By Molly Daly
PHILADELPHIA (CBS) — One of the young red-tailed hawks that recently left the nest at the Franklin Institute (see related story) has died.
Hawk Watch at the Franklin Institute blogger Della Micah says it happened Wednesday afternoon.
“Sadly, the female twin [photo] flew into a window at Moore College of Art,” she tells KYW Newsradio.
Micah says all three of the fledglings had been making hunting runs that morning, in hot pursuit of other birds.
“They’re like teenagers — they’ve got a great engine, but they don’t always know how to control it,” she says. “You hope that they will see a window or a building coming up. I think she was just intent on catching the bird.”

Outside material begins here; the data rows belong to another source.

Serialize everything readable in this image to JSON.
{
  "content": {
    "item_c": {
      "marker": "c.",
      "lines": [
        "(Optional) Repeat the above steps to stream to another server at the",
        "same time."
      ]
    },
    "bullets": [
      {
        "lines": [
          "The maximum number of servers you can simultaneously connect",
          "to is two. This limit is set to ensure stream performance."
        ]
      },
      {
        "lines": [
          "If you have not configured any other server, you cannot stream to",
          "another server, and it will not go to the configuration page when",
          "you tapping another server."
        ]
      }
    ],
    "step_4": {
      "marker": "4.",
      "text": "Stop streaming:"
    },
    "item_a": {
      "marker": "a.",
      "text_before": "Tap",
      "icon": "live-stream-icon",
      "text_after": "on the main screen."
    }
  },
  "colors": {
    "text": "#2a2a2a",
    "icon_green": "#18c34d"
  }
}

Or, perhaps seeing vegetation and sky reflected in the window, she kept going because she didn’t know it was a solid object.
It’s estimated that glass claims the lives of one billion birds every year. (There are ways to make glass less reflective and more visible to birds, by using decals or so-called “fritted” glass.)
Meanwhile, the avian family’s fans, who have watched the birds’ development on the nest cam and through the blog and Franklin Hawkaholics Facebook page, are shocked and saddened.
“You really develop an attachment to them, and you feel the pride of any aunts and uncles when you see the youngsters heading off into the world,” notes Micah, the blogger. “These young hawks are at such an exciting time of learning to hunt and fly. This young female was such a beautiful, beautiful hawk, and to be taken out so quickly… it is sad.”
The young hawk’s body was taken to the Academy of Natural Sciences, to be added to its vast collection.